  17. onlyriverfish

    onlyriverfish Member

    Messages:
    319
    State:
    Nebraska
    Name:
    james
    Thanks Cuz,
    I continue to learn with my cast nets for best places and methods and appreciate you sharing that.
     
  18. just cats

    just cats New Member

    Messages:
    325
    State:
    Leslie Missouri
    Cuz, that's how I've been throwing the net, except maybe now I will concentrate a little harder on that first tug to get it to close a little faster. We were just wondering if maybe there was a better way than what we had been doing, experimenting sometimes brings big rewards , but from what you say I guess I won't be changing much on the cast netting except on the initial tug. I think that keeping a continuous steady pull once you begin pulling , is important not only to keep the net closed but to help pin the fish against the net where they can't escape even if there was an opening. Thanks for the information.
     
  19. Mr.T

    Mr.T New Member

    Messages:
    2,553
    State:
    MO
    It's been my experience that once the net is closed, it stays closed unless you let the line go slack. And the way the nets are built, the shad end up pinned against the side of the ne,t well below the lead line that's all bunched up keeping it closed, so they're not anywhere near the opening.

    Unless you drop the line completely, I don't think you're going to lose many fish. And besies, my nets have enough holes torn in them that I lose more shad through the holes than through the opening in any case...:roll_eyes:

    Also, if you're throwing a big net in shallow water (such as an 8 ft radius in 4 ft or shallower water), you can't jerk the net closed without risking losing a lot of bait - you have to work it in slowly so as to keep the lead line resting on the bottom until it's all gathered up.

    I think if you're *not* going to let the net go all the way to the bottom, a good hard jerk to close it is in order.
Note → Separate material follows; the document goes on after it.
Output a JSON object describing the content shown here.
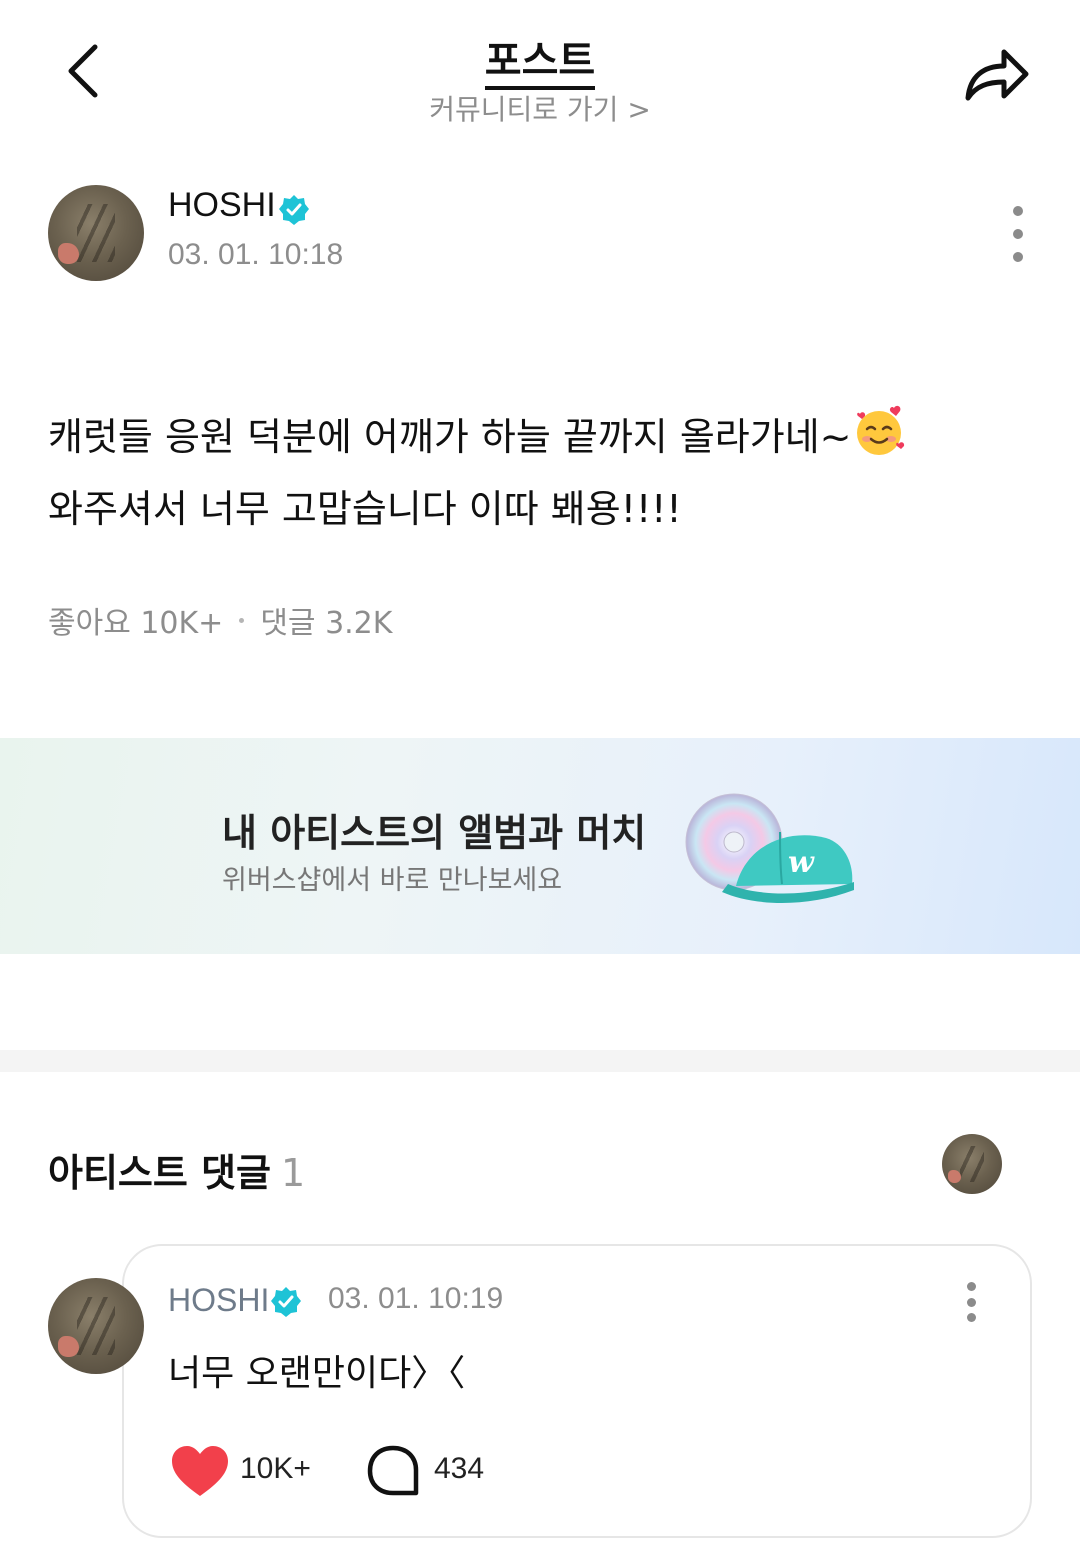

But otherwise, once it settles on the bottom, just start pulling it in and you're not going to lose enough to worry about.

    To me, it's not really worth spending all the effort to try to finesse the net to maximize your catch; just throw it a few more times if you have to and go fishing.
     
  20. roofermike

    roofermike New Member

    Messages:
    92
    State:
    Jefferson City, Missouri
    I am also throwing my net in the feeder creeks on the Missouri River. That is about the only place that I can find them consistantly.